Repeat everything in the listing exactly, except for the images.
··· Recorded information
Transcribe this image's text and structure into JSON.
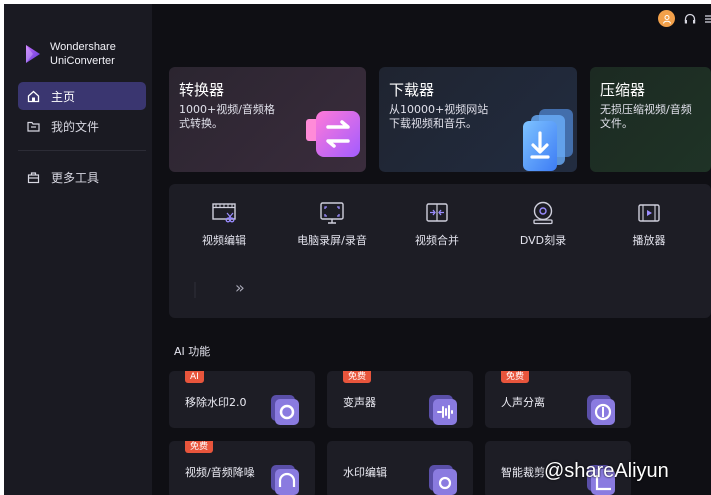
{
  "brand": {
    "line1": "Wondershare",
    "line2": "UniConverter"
  },
  "sidebar": {
    "items": [
      {
        "label": "主页",
        "icon": "home-icon",
        "active": true
      },
      {
        "label": "我的文件",
        "icon": "folder-icon",
        "active": false
      },
      {
        "label": "更多工具",
        "icon": "toolbox-icon",
        "active": false
      }
    ]
  },
  "topbar": {
    "icons": [
      "avatar-icon",
      "headset-icon",
      "menu-icon"
    ]
  },
  "feature_cards": [
    {
      "title": "转换器",
      "desc": "1000+视频/音频格式转换。",
      "icon": "converter-icon",
      "bg": "#2a2430"
    },
    {
      "title": "下载器",
      "desc": "从10000+视频网站下载视频和音乐。",
      "icon": "downloader-icon",
      "bg": "#1f2532"
    },
    {
      "title": "压缩器",
      "desc": "无损压缩视频/音频文件。",
      "icon": "compressor-icon",
      "bg": "#1d2b22"
    }
  ],
  "tools": [
    {
      "label": "视频编辑",
      "icon": "video-edit-icon"
    },
    {
      "label": "电脑录屏/录音",
      "icon": "screen-record-icon"
    },
    {
      "label": "视频合并",
      "icon": "video-merge-icon"
    },
    {
      "label": "DVD刻录",
      "icon": "dvd-burn-icon"
    },
    {
      "label": "播放器",
      "icon": "player-icon"
    }
  ],
  "tools_more": "»",
  "ai_section": {
    "heading": "AI 功能",
    "items": [
      {
        "label": "移除水印2.0",
        "badge": "AI",
        "icon": "watermark-remove-icon"
      },
      {
        "label": "变声器",
        "badge": "免费",
        "icon": "voice-changer-icon"
      },
      {
        "label": "人声分离",
        "badge": "免费",
        "icon": "vocal-separation-icon"
      },
      {
        "label": "视频/音频降噪",
        "badge": "免费",
        "icon": "noise-reduction-icon"
      },
      {
        "label": "水印编辑",
        "badge": "",
        "icon": "watermark-edit-icon"
      },
      {
        "label": "智能裁剪",
        "badge": "",
        "icon": "smart-crop-icon"
      }
    ]
  },
  "watermark": "@shareAliyun",
  "colors": {
    "accent": "#6b5ce7",
    "sidebar_active": "#3a3670",
    "badge": "#e8553c",
    "avatar": "#f2a04a"
  }
}
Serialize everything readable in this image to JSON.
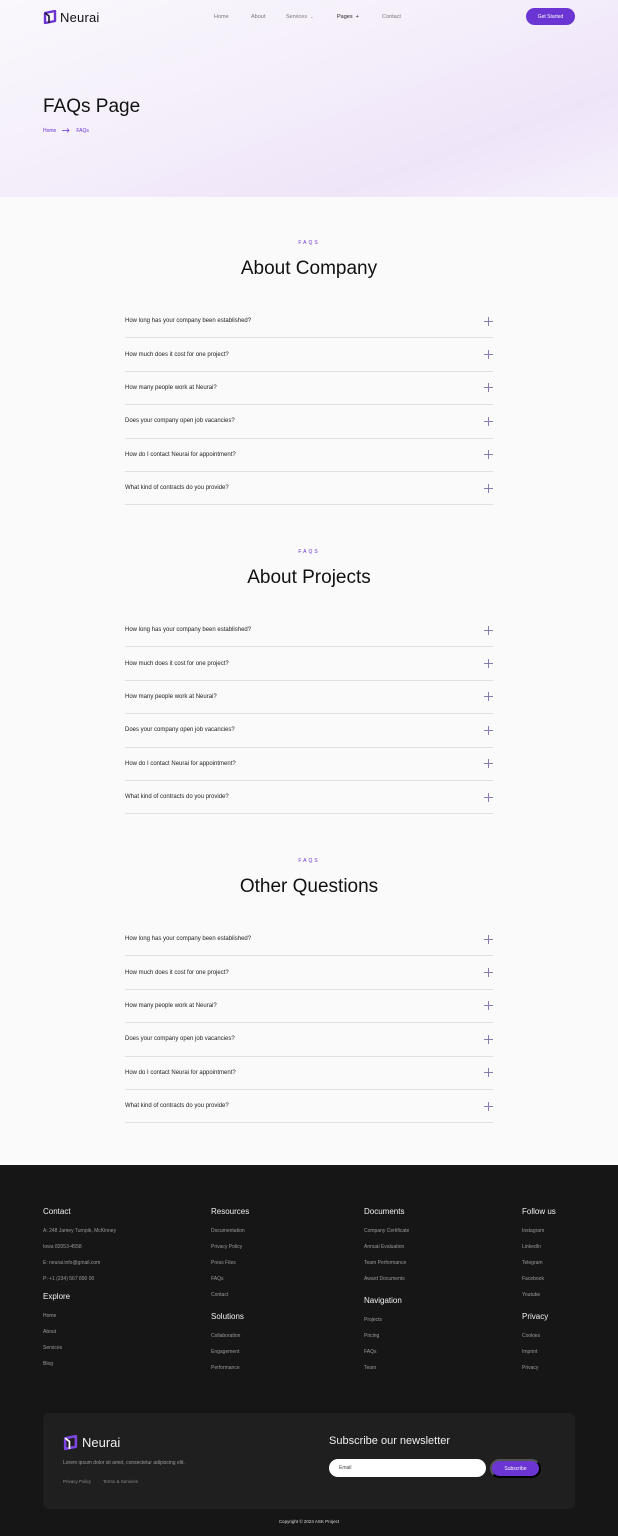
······
Exercise output:
Transcribe this image's text and structure into JSON.
{
  "brand": {
    "line1": "Wondershare",
    "line2": "UniConverter"
  },
  "sidebar": {
    "items": [
      {
        "label": "主页",
        "icon": "home-icon",
        "active": true
      },
      {
        "label": "我的文件",
        "icon": "folder-icon",
        "active": false
      },
      {
        "label": "更多工具",
        "icon": "toolbox-icon",
        "active": false
      }
    ]
  },
  "topbar": {
    "icons": [
      "avatar-icon",
      "headset-icon",
      "menu-icon"
    ]
  },
  "feature_cards": [
    {
      "title": "转换器",
      "desc": "1000+视频/音频格式转换。",
      "icon": "converter-icon",
      "bg": "#2a2430"
    },
    {
      "title": "下载器",
      "desc": "从10000+视频网站下载视频和音乐。",
      "icon": "downloader-icon",
      "bg": "#1f2532"
    },
    {
      "title": "压缩器",
      "desc": "无损压缩视频/音频文件。",
      "icon": "compressor-icon",
      "bg": "#1d2b22"
    }
  ],
  "tools": [
    {
      "label": "视频编辑",
      "icon": "video-edit-icon"
    },
    {
      "label": "电脑录屏/录音",
      "icon": "screen-record-icon"
    },
    {
      "label": "视频合并",
      "icon": "video-merge-icon"
    },
    {
      "label": "DVD刻录",
      "icon": "dvd-burn-icon"
    },
    {
      "label": "播放器",
      "icon": "player-icon"
    }
  ],
  "tools_more": "»",
  "ai_section": {
    "heading": "AI 功能",
    "items": [
      {
        "label": "移除水印2.0",
        "badge": "AI",
        "icon": "watermark-remove-icon"
      },
      {
        "label": "变声器",
        "badge": "免费",
        "icon": "voice-changer-icon"
      },
      {
        "label": "人声分离",
        "badge": "免费",
        "icon": "vocal-separation-icon"
      },
      {
        "label": "视频/音频降噪",
        "badge": "免费",
        "icon": "noise-reduction-icon"
      },
      {
        "label": "水印编辑",
        "badge": "",
        "icon": "watermark-edit-icon"
      },
      {
        "label": "智能裁剪",
        "badge": "",
        "icon": "smart-crop-icon"
      }
    ]
  },
  "watermark": "@shareAliyun",
  "colors": {
    "accent": "#6b5ce7",
    "sidebar_active": "#3a3670",
    "badge": "#e8553c",
    "avatar": "#f2a04a"
  }
}
Serialize everything readable in this image to JSON.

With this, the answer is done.